Traveling this way has many advantages:
Skiing and snowboarding can be enjoyed in many ways. While at the resorts you may see people using alpine skis, snowboards, telemark skis, cross country skis, and other types of specialized equipment. Regardless of how you decide to enjoy the slopes, always show courtesy to others and be aware that there are elements of risk that common sense and personal awareness can help reduce. Observe the code listed below and share with other skiers and riders the responsibility for a great mountain experience.
Always stay in control and be able to stop or avoid other people or object.
People downhill ahead of you have the right of way. It is your responsibility to avoid them.

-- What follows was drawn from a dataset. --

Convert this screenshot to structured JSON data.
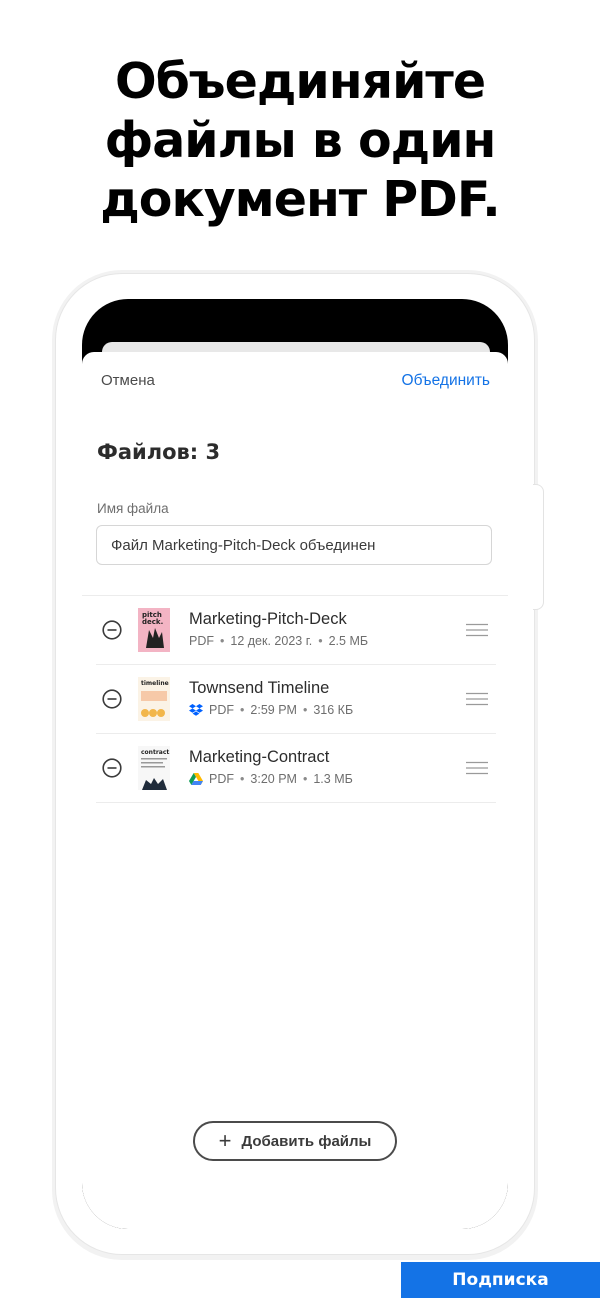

You must not stop where you obstruct a trail, or are not visible from above.
Whenever starting downhill or merging into a trail, look uphill and yield to others.
Always use devices to help prevent runaway equipment.
Observe all posted signs and warnings. Keep off closed trails and out of closed areas.
Prior to using any lift, you must have the knowledge and ability to load, ride and unload safely.
It's for everyone's benefit to remember the code and be safety conscious.
View these rules for all Wichita Ski club sponsored trips.
The latest topic is:
Loss of a Life Time Member - Lou Meyers
59 Registered Members
Fri, 12 Sep 2014 02:04:26 GMT
Remember, you will be out all day in temperatures in which you would normally spend only minutes.
The concept of dressing a person in a cold-dry climate is to dress in layers. This means that layers next to your body should be porous, to trap air, which will insulate. Those layers should be covered with a layer that is wind proof and preferably water repellent. The layers next to your skin should be made of a natural fiber, as natural fibers can absorb moisture without losing the insulating quality. Moisture is your greatest enemy because it destroys the insulating quality of any clothing. Perspiration, of course, from the tired, overworked body and snow from the outside, will cause this loss should your outer shell not be water repellent. Layers can vary from 2 to 10 depending on how cold it is and how hard you ski. So, the absorbent insulating layer or layers covered by the wind proof layer, preferably water repellent is the rule.
Wind chill index tells more about clothing needs than temperature. Dress warmly! You can always remove inner layers. Keep your feet and hands warm and keep your bottom dry and have fun!